So I started thinking more about leaving WebOS, and I think the platform I will go to will be the Samsung Galaxy Note 3, some point after it comes out(I have read ~9/4 for the announcement or something like that). It's much bigger than the Pre3, not too much heavier(Note 2 is ~30g heavier). Obviously no dedicated keyboard, I think the larger screen will do well for typing with my big hands. The Samsung multimedia / multi tasking stuff sounds interesting(ability to run two apps at once, at least Samsung apps).

I do trust Samsung more than Google, mainly because Samsung wants my $$ for their hardware. Google wants my information for whatever it is they do..

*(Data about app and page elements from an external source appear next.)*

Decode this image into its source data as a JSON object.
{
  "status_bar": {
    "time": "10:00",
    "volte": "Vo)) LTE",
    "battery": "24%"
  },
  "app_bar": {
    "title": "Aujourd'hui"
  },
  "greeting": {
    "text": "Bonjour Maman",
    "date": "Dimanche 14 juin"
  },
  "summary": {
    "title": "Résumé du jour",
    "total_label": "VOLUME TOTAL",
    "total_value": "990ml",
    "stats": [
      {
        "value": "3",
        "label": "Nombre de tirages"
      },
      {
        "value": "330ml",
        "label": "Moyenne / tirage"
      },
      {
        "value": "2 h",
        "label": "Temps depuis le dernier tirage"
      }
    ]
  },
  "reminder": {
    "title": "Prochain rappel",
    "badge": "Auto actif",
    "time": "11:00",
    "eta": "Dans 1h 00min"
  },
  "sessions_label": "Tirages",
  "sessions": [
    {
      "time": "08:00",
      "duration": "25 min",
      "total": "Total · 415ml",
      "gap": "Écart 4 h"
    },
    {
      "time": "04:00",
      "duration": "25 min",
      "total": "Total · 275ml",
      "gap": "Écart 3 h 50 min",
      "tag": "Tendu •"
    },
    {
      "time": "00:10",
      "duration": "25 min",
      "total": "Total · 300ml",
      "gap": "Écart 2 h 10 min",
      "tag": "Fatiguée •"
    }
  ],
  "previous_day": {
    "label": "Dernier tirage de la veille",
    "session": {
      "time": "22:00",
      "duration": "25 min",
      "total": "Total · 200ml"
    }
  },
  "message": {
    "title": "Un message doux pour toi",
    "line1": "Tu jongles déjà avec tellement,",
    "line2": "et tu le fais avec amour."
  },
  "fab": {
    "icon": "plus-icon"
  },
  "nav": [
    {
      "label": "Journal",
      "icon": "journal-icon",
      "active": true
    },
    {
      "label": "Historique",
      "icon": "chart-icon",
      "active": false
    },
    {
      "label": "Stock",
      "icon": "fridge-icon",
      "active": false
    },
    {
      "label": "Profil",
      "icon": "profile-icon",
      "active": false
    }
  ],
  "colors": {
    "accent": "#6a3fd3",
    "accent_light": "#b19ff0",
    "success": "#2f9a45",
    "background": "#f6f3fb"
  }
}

I'm more than willing to trade money in a vein attempt to maintain some sort of privacy. In fact I do it all the time, I suppose that could be why I don't get much spam to my home address(snail mail). I also very rarely get phone calls from marketers(low single digits per year I think), even though I have never signed up to any do not call lists(I don't trust those lists).

Then I came across this comment on Slashdot -

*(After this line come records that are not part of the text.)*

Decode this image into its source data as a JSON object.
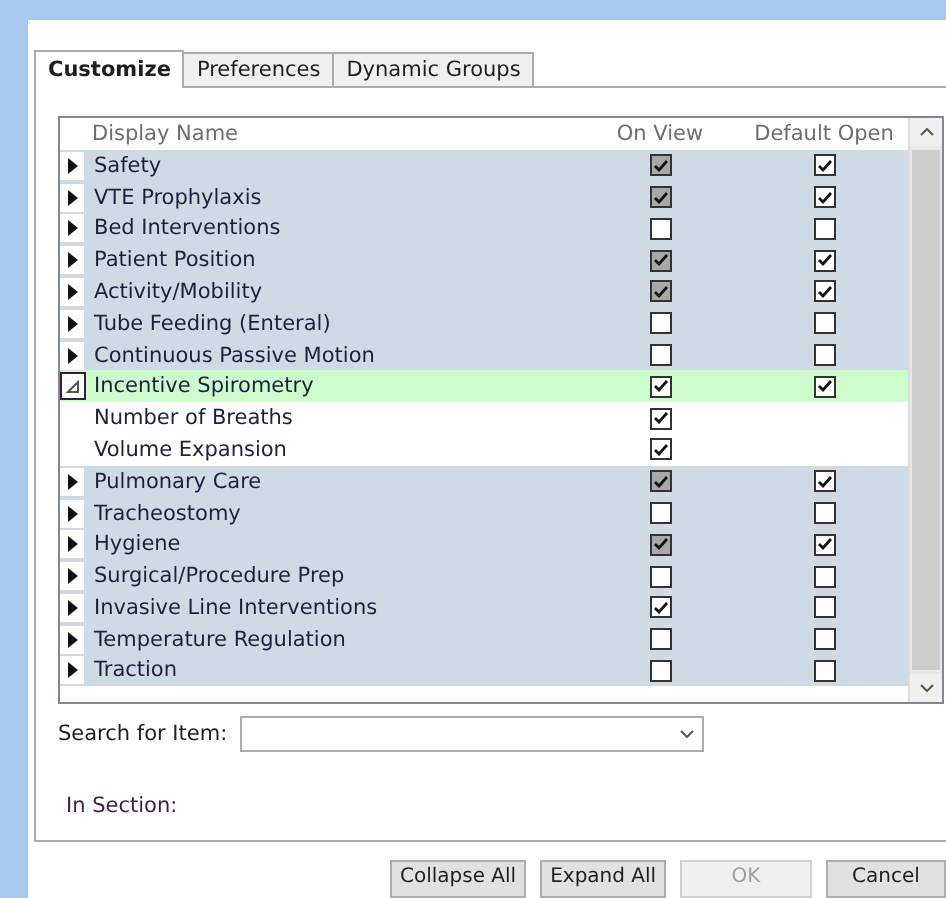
{
  "tabs": [
    {
      "label": "Customize",
      "selected": true
    },
    {
      "label": "Preferences",
      "selected": false
    },
    {
      "label": "Dynamic Groups",
      "selected": false
    }
  ],
  "table": {
    "columns": [
      "Display Name",
      "On View",
      "Default Open"
    ],
    "rows": [
      {
        "kind": "group",
        "name": "Safety",
        "expanded": false,
        "selected": false,
        "on_view": {
          "checked": true,
          "disabled": true
        },
        "default_open": {
          "checked": true,
          "disabled": false
        }
      },
      {
        "kind": "group",
        "name": "VTE Prophylaxis",
        "expanded": false,
        "selected": false,
        "on_view": {
          "checked": true,
          "disabled": true
        },
        "default_open": {
          "checked": true,
          "disabled": false
        }
      },
      {
        "kind": "group",
        "name": "Bed Interventions",
        "expanded": false,
        "selected": false,
        "on_view": {
          "checked": false,
          "disabled": false
        },
        "default_open": {
          "checked": false,
          "disabled": false
        }
      },
      {
        "kind": "group",
        "name": "Patient Position",
        "expanded": false,
        "selected": false,
        "on_view": {
          "checked": true,
          "disabled": true
        },
        "default_open": {
          "checked": true,
          "disabled": false
        }
      },
      {
        "kind": "group",
        "name": "Activity/Mobility",
        "expanded": false,
        "selected": false,
        "on_view": {
          "checked": true,
          "disabled": true
        },
        "default_open": {
          "checked": true,
          "disabled": false
        }
      },
      {
        "kind": "group",
        "name": "Tube Feeding (Enteral)",
        "expanded": false,
        "selected": false,
        "on_view": {
          "checked": false,
          "disabled": false
        },
        "default_open": {
          "checked": false,
          "disabled": false
        }
      },
      {
        "kind": "group",
        "name": "Continuous Passive Motion",
        "expanded": false,
        "selected": false,
        "on_view": {
          "checked": false,
          "disabled": false
        },
        "default_open": {
          "checked": false,
          "disabled": false
        }
      },
      {
        "kind": "group",
        "name": "Incentive Spirometry",
        "expanded": true,
        "selected": true,
        "on_view": {
          "checked": true,
          "disabled": false
        },
        "default_open": {
          "checked": true,
          "disabled": false
        }
      },
      {
        "kind": "child",
        "name": "Number of Breaths",
        "selected": false,
        "on_view": {
          "checked": true,
          "disabled": false
        }
      },
      {
        "kind": "child",
        "name": "Volume Expansion",
        "selected": false,
        "on_view": {
          "checked": true,
          "disabled": false
        }
      },
      {
        "kind": "group",
        "name": "Pulmonary Care",
        "expanded": false,
        "selected": false,
        "on_view": {
          "checked": true,
          "disabled": true
        },
        "default_open": {
          "checked": true,
          "disabled": false
        }
      },
      {
        "kind": "group",
        "name": "Tracheostomy",
        "expanded": false,
        "selected": false,
        "on_view": {
          "checked": false,
          "disabled": false
        },
        "default_open": {
          "checked": false,
          "disabled": false
        }
      },
      {
        "kind": "group",
        "name": "Hygiene",
        "expanded": false,
        "selected": false,
        "on_view": {
          "checked": true,
          "disabled": true
        },
        "default_open": {
          "checked": true,
          "disabled": false
        }
      },
      {
        "kind": "group",
        "name": "Surgical/Procedure Prep",
        "expanded": false,
        "selected": false,
        "on_view": {
          "checked": false,
          "disabled": false
        },
        "default_open": {
          "checked": false,
          "disabled": false
        }
      },
      {
        "kind": "group",
        "name": "Invasive Line Interventions",
        "expanded": false,
        "selected": false,
        "on_view": {
          "checked": true,
          "disabled": false
        },
        "default_open": {
          "checked": false,
          "disabled": false
        }
      },
      {
        "kind": "group",
        "name": "Temperature Regulation",
        "expanded": false,
        "selected": false,
        "on_view": {
          "checked": false,
          "disabled": false
        },
        "default_open": {
          "checked": false,
          "disabled": false
        }
      },
      {
        "kind": "group",
        "name": "Traction",
        "expanded": false,
        "selected": false,
        "on_view": {
          "checked": false,
          "disabled": false
        },
        "default_open": {
          "checked": false,
          "disabled": false
        }
      }
    ]
  },
  "search": {
    "label": "Search for Item:"
  },
  "in_section": {
    "label": "In Section:"
  },
  "buttons": [
    {
      "label": "Collapse All",
      "disabled": false
    },
    {
      "label": "Expand All",
      "disabled": false
    },
    {
      "label": "OK",
      "disabled": true
    },
    {
      "label": "Cancel",
      "disabled": false
    }
  ]
}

Well I can counter your anecdote with one of my own. I bought my Galaxy S3 because of the Samsung features. I love multi-window, local SyncML over USB or WiFi so my contacts and calendar don't go through the "cloud", Kies Air for accessing phone data through the browser, the Samsung image gallery application, the ability to easily upgrade/downgrade/crossgrade and even load "frankenfirmware" using Odin3, etc. I never sign in to any Google services from my phone - I've made a point of not entering a Google login or password once.

So, obviously, I was very excited to read that.

Next up, and this is where the story comes back around to online backup, cloud, my co-lo, etc.. I didn't expect the post to be this long but it sort of got away from me again..

I think it was on another Slashdot comment thread actually (I read slashdot every day but never have had an account and I think I've only commented maybe 3 times since the late 90s), where someone mentioned the software package Owncloud.

Just looking at the features, once again got me excited. They also have Android and IOS apps. So this would, in theory, from a mobile perspective allow me to access files, sync contacts, music, video, perhaps even calendar(not that I use one outside of work which is Exchange) and keep control over all of it myself. Also there are desktop sync clients (ala dropbox or something like that??) for Linux, Mac, and Windows.

So I installed it on my server, it was pretty easy to setup, I pointed it to my 2TB of data and off I went. I installed the desktop sync client on several systems(Ubuntu 10.04 was the most painful to install to, had to compile several packages from source but it's nothing I haven't done a million times before on Linux). The sync works well (had to remove the default sync which was to sync everything, at first it was trying to sync the full 2TB of data, and it kept failing, not that I wanted to sync that much...I configured new sync directives for specific folders).

So that's where I'm at now. Still on WebOS, waiting to see what comes of the new Note 3 phone, I believe I saw for the Note 2 there was even a custom back cover which allowed for inductive charging as well.

It's sad to think of the $$ I dumped on WebOS hardware in the period of panic following the termination of the hardware division, I try not to think about it ..... The touchpads do make excellent digitial picture frames especially when combined with a touchstone charger.  I still use one of my touchpads daily(I have 3), and my phone of course daily as well. Though my data usage is quite small on the phone since there really isn't a whole lot I can do on it, unless I'm traveling and using it as a mobile hot spot.

whew, that was a lot of writing.